Any business that opens up is going to find hiccups in the early going. But the Raleigh Beer Garden — a sprawling, multi-story, 366-tap-wielding behemoth of a bar on Glenwood South — should take a minute and drink some water from the opposite side of the glass.

There’s major potential here for a great place to drink beer. Downstairs is all North Carolina taps and, really, there’s almost too much to handle. Navigating the rotating menus — there are a pair above the bar — is somewhere between an airport arrival board and a Vegas sports book on the epilepsy scale.

But, hey, more beer is good beer. So just pick out what you want, stroll up to the bar and tell the bartender you’d like that beer. Come on fellas, it’s all so simple. (Everyone knows it’s ball bearings these days.)

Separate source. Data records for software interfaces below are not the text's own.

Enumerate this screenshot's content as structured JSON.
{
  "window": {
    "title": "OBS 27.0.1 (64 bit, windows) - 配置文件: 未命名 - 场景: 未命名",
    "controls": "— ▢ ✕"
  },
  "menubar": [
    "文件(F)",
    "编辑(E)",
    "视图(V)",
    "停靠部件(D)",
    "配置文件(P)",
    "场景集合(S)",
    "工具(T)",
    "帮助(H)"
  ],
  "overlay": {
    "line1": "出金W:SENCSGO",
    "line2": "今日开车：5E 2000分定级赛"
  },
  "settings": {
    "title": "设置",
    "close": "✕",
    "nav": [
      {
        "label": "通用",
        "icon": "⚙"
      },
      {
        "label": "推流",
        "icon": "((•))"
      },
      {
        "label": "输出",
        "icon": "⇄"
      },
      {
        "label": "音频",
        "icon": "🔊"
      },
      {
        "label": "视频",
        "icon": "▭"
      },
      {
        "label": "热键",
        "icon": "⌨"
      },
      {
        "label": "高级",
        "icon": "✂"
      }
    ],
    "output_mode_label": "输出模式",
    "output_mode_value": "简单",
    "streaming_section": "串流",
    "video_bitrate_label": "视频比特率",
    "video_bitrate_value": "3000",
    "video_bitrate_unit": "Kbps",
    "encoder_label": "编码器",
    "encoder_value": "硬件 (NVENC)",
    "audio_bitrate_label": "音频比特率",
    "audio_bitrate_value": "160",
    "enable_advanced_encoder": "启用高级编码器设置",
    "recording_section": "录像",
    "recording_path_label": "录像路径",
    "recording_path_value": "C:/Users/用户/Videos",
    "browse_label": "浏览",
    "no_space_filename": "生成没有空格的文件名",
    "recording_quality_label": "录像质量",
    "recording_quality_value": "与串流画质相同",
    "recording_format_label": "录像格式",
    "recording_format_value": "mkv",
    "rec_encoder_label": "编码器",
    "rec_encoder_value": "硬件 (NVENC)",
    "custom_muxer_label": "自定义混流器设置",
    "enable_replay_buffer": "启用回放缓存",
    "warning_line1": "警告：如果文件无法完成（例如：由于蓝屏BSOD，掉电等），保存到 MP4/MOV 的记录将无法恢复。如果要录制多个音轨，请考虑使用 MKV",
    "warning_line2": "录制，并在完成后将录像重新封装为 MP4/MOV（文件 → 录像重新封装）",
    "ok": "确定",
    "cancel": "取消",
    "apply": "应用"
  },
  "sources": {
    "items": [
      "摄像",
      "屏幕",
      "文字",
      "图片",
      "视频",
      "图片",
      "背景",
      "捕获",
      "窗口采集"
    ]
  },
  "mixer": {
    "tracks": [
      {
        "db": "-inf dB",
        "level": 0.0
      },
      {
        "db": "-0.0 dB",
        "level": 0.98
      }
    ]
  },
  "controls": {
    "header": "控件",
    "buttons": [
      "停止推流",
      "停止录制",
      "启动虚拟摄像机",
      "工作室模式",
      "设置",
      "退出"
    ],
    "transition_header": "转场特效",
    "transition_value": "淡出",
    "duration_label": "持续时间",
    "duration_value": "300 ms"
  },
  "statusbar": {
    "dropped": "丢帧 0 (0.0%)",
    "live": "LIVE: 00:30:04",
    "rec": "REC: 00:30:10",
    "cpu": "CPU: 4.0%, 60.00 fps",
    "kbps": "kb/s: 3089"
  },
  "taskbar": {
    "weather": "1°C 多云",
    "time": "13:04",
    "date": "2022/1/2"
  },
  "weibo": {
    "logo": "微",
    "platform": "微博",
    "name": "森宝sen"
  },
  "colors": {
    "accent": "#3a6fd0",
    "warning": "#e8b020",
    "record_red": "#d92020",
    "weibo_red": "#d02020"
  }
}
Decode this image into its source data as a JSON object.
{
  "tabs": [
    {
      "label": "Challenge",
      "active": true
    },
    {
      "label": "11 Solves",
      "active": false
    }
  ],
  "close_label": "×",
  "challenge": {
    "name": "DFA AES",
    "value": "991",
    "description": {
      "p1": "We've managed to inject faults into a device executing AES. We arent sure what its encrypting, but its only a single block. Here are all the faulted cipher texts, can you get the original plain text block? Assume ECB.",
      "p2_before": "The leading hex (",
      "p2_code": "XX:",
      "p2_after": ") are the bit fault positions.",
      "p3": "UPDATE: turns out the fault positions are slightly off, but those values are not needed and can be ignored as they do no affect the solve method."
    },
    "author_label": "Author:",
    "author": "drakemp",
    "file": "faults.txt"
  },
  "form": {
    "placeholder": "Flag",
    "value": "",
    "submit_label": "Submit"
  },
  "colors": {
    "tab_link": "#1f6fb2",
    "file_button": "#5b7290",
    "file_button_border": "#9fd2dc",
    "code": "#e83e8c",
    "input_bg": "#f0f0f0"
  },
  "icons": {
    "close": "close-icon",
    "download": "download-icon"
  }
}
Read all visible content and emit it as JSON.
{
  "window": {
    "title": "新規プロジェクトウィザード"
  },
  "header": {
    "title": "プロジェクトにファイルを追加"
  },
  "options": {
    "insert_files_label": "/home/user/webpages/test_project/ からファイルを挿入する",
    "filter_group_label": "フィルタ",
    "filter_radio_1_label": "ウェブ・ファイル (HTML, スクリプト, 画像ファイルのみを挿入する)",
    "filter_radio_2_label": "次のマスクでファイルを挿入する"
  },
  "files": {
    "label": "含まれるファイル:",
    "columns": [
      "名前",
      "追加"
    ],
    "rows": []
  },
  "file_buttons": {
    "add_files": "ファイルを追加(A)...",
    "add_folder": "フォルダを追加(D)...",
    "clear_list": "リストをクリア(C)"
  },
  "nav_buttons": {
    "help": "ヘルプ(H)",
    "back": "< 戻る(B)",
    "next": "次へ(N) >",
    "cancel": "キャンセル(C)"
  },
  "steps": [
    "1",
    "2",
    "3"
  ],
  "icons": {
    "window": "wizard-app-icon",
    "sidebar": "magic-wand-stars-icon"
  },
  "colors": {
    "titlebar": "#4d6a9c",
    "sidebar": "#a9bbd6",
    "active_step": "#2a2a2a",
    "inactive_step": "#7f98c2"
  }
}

Except it’s not. I went with a friend Thursday, we ordered four beers total and had to go through three misses before we landed on actually available beers. You can’t have a fancy rotating tap board with a list of beers if you don’t have those beers available. 

If the Deep River Mango Tango IPA is going to be on the tap list it needs to be available. If it’s kicked, take it off.

There are roughly 366* waitstaff members in the building. Put someone in charge of knowing what beer is available.

*probably not quite that many

Or, you know, make sure they’re servicing tables. I sat at a downstairs bar table for 10 minutes without a single inquiry into my well being. After asking a waitress for a beer, I was told it was a shift change so I’d be better off going to the bar.

That’s flat-out unacceptable for a service industry business, even more so for a new restaurant.

While I’m complaining! Parking: it’s a freaking nightmare. That’s not on RBG, that’s just a standard Glenwood South issue. But it’s a factor.

Onto the good.

The atmosphere is cool. Really cool even. It feels like a huge camping lodge, with floors of refined wood. Sharp colors and a smooth flow make it an enjoyable place to visit. The architecture and design of the place are different, new and very appropriate for the setting the Beer Garden’s trying to convey. Demand a two-word description and I’d throw out “cozily modern.”

There’s tons of beer too! I still got some Deep River (Rye IPA) and a Crank Arm Zip Away (a lemongrass saison offering not even on the brewery’s list of beer). Making beers you can’t normally find readily available is a big plus to me.

The menu is very accessible online and perhaps even easier to navigate than the actual menus above the bar. You could almost say the same thing for the tap handles.

Pricing — a reasonably serious concern going in — didn’t feel too out of whack. All the beer I drank was local and came in pint glasses, which might be the way to go. (Love me some Sculpin, but not at $9 a pop.)

The upstairs bar is full of worldly, non-North Carolina beers. Separating the two is a cool concept for sure. A major issue with that? You can’t sit downstairs and order a beer from upstairs or vice versa. And even worse, your tab doesn’t translate upstairs to downstairs. (They at least don’t hold onto your card.)

Assuming the primary attraction of a beer garden is, yanno, the actual beer garden, RBG hit a home run with its setup. The only complaint is no waitstaff available outside, but there are so many tables it’s fine. That place is going to get PACKED on the weekends. It’s a nice area that will get plenty of sun, but you legit feel like you’re hanging out in a garden. There’s a very cool feeling about, both in ambiance and atmosphere.

There’s clearly promise here. Judging a book two pages in is harsh. If the Beer Garden fixes all the basic service/restaurant issues and iron out the kinks there’s major potential here.

Having a world record for most beer taps available is fantastic. But quantity should always be secondary to quality.